McDonough took over as chief executive from the far-more-public Sir Neville Simms. He knew comparisons with his predecessor would follow. "I have a great working relationship with Neville – but don't get me wrong, he doesn't interfere." On the contrary, he says Simms, now chairman, has been a great source of guidance.
Since his arrival, McDonough has set about implementing a huge modernisation programme. He has begun trimming the executive board, scaling back Carillion's contracting arm and refocusing the company on the services sector. The aim is to create the ideal outfit to undertake long-term PFI contracts. "Under Neville, Carillion was like a huge big tanker – it was heading in the right direction, but it was slow," he says. "What I've tried to do is turn the operation into a streamlined speedboat."
Executives at Carillion say McDonough is a tough man who does not suffer fools gladly. One senior manager says: "He's straight-talking – and inclined to swear in order to drive home a point." And it is while discussing the services sector and the PFI that the first glimpse of the more abrasive side of McDonough's personality emerges from the corporate front.
He is particularly angry at the monstering the PFI has received from the press. "Just because companies in the services sector working on PFI contracts are not doing too well, the PFI process should not get the blame – that's just bollocks," he says.
Not that it is the press alone who are to blame for the PFI's somewhat muddy reputation; the City, too, is guilty of a lack of discrimination. "The market gets jittery and it affects everyone," he says. "If there's a story in the press about how badly a particular company is doing, and they do PFI work, it becomes a PFI story. That's what's wrong – it should be about how that company is handling the PFI process."
He asserts that Carillion has had nothing but positive dealings with the PFI: in 16 projects across the health, transport and defence sectors, not one has been delayed by so much as a day.
Under Neville, Carillion was like a huge big tanker. What I’ve tried to do is turn the operation into a streamlined speedboat
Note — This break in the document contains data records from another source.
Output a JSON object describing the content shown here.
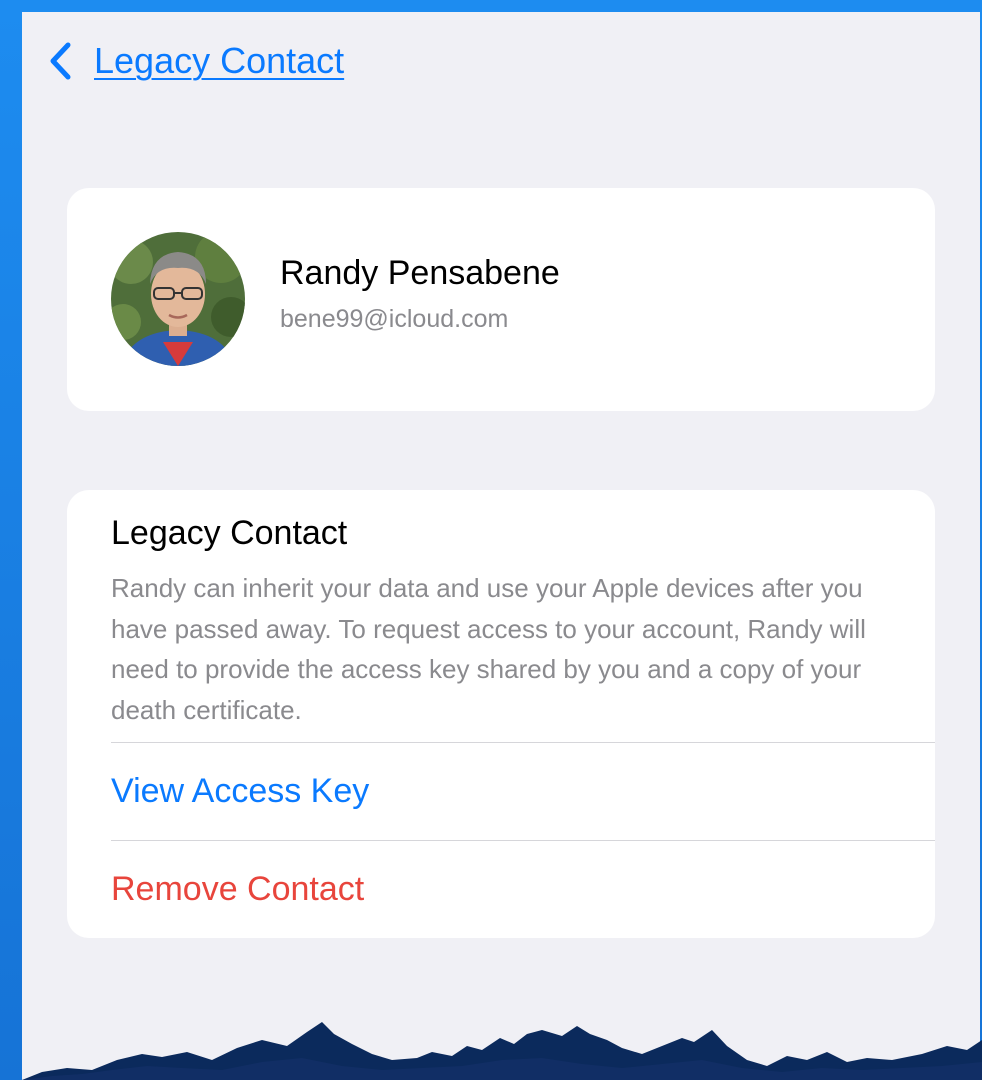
{
  "nav": {
    "back_icon": "chevron-left-icon",
    "title": "Legacy Contact"
  },
  "profile": {
    "name": "Randy Pensabene",
    "email": "bene99@icloud.com",
    "avatar": "avatar-photo"
  },
  "info": {
    "title": "Legacy Contact",
    "description": "Randy can inherit your data and use your Apple devices after you have passed away. To request access to your account, Randy will need to provide the access key shared by you and a copy of your death certificate."
  },
  "actions": {
    "view_access_key": "View Access Key",
    "remove_contact": "Remove Contact"
  },
  "colors": {
    "accent": "#0a7aff",
    "destructive": "#e8453c",
    "background": "#f0f0f5",
    "frame": "#1d8cf0"
  }
}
But it is not just the PFI that McDonough feels strongly about. He is also keen to put Carillion in the running for any contracts that may be available to rebuild Iraq. He says that he would take a "close look at any opportunities that may arise" in the region.
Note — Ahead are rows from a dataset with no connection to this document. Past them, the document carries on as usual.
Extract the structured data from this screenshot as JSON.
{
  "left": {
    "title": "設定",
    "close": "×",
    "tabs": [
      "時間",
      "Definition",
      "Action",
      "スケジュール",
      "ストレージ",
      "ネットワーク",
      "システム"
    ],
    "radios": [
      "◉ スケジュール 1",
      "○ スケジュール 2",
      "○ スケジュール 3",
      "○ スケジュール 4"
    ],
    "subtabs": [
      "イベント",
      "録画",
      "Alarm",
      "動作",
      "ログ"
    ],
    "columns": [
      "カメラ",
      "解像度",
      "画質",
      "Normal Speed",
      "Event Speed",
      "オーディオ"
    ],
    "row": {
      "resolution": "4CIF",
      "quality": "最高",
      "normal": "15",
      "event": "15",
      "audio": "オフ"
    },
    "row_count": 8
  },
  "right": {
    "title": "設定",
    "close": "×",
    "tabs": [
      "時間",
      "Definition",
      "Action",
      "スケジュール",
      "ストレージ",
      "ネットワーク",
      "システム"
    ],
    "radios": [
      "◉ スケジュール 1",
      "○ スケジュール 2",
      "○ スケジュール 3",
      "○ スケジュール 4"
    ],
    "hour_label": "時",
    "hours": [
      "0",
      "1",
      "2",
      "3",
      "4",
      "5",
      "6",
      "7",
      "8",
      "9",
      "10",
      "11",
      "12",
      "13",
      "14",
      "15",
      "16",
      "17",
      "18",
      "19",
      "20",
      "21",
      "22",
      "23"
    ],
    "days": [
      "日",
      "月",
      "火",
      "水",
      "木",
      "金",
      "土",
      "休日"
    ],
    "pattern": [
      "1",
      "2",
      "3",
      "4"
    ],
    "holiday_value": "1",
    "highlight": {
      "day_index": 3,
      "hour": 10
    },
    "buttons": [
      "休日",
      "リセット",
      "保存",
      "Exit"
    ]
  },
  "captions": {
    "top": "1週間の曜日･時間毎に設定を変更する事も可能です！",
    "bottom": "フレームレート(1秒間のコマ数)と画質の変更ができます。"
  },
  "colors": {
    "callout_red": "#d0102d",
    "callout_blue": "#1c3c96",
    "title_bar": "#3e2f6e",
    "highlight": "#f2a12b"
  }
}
But McDonough tempers this with a concern for his workforce. "Wherever we work in the world we carry out a 'country sign-off' that is led by me, and basically involves a risk evaluation of working in that country," he says. "If we do pitch for the rebuilding contracts then Iraq would have to undergo one of these reviews." He adds that the safety of the workforce would be the firm's first concern.
An intensely private man, McDonough backs away from questions about his career history and personal life. But he does reveal that he studied mechanical engineering at Imperial College London, spent most of his working life at the giant US services firm Johnson Controls, reaching the rank of vice president, and that he has lived in Germany for five years and Singapore for three. That is as revelatory as he gets.
Fifty-one-year-old McDonough admits that he has had limited experience of the building sector, but he says has tried to turn that to his advantage. His manufacturing and services background, he says, have taught him the importance of continuous improvement, brand identity and customer service. "One of the key cultural changes I wanted was to have the Carillion company operating from a single point of contact that customers can learn to know and trust."
McDonough is looking to implant his continuous improvement philosophy into Carillion. He is seeking also to add one or two bolt-on companies in the services sector to complement the acquisition of the facilities management arm of Citex late last year. And he is keen to solve staffing problems: "The labour shortages are very severe in this sector and I'm very aware of it," he says.
Carillion is recruiting English-speaking engineers from abroad to fill the skills void and to cope with huge infrastructure maintenance contracts, such as the West Coast Main Line. McDonough says the firm recruited 50 South African rail engineers recently. But he says that that was only a tactic; his strategy is to develop the skills of existing personnel.